### Material for this task
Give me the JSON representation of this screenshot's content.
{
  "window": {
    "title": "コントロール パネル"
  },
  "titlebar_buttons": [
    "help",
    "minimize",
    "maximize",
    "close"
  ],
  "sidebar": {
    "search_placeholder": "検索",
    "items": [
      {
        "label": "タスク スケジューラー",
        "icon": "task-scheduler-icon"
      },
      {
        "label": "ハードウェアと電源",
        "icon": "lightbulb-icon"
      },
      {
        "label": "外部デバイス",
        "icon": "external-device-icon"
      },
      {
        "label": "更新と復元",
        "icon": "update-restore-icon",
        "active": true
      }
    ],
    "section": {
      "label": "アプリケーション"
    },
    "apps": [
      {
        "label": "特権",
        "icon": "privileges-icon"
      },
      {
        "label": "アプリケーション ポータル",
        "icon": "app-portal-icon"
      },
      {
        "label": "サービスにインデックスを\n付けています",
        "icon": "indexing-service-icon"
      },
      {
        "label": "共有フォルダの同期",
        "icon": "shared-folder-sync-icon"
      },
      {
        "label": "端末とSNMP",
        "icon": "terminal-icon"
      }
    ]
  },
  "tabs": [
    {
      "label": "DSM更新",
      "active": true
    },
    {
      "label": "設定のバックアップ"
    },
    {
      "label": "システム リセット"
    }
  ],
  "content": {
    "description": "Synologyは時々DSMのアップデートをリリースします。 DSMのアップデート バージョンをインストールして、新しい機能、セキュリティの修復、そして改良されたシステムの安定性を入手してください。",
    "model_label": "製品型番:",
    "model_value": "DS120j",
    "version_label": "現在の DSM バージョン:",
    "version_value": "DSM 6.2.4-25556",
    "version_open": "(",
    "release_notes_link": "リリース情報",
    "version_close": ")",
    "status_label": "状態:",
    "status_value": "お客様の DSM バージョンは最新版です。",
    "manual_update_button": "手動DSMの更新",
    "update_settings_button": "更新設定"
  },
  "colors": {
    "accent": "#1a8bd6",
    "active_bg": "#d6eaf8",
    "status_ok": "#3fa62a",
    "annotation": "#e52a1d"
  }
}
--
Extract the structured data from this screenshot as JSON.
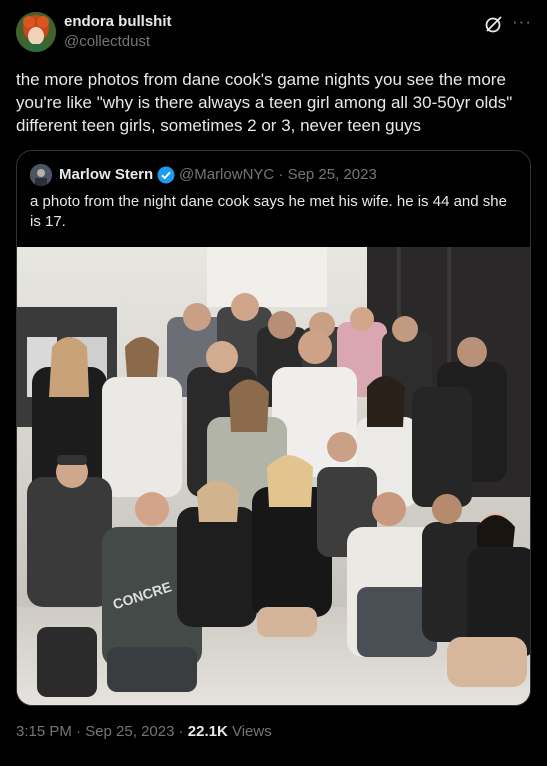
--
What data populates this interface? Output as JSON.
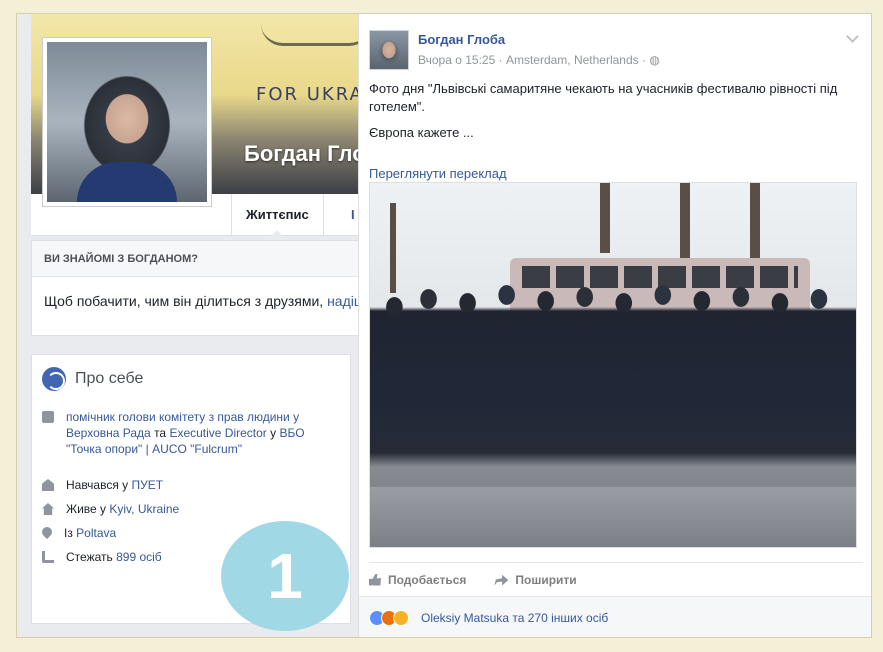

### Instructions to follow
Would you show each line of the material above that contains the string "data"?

### Solution to the problem
Extract the structured data from this screenshot as JSON.
What data populates this interface? Output as JSON.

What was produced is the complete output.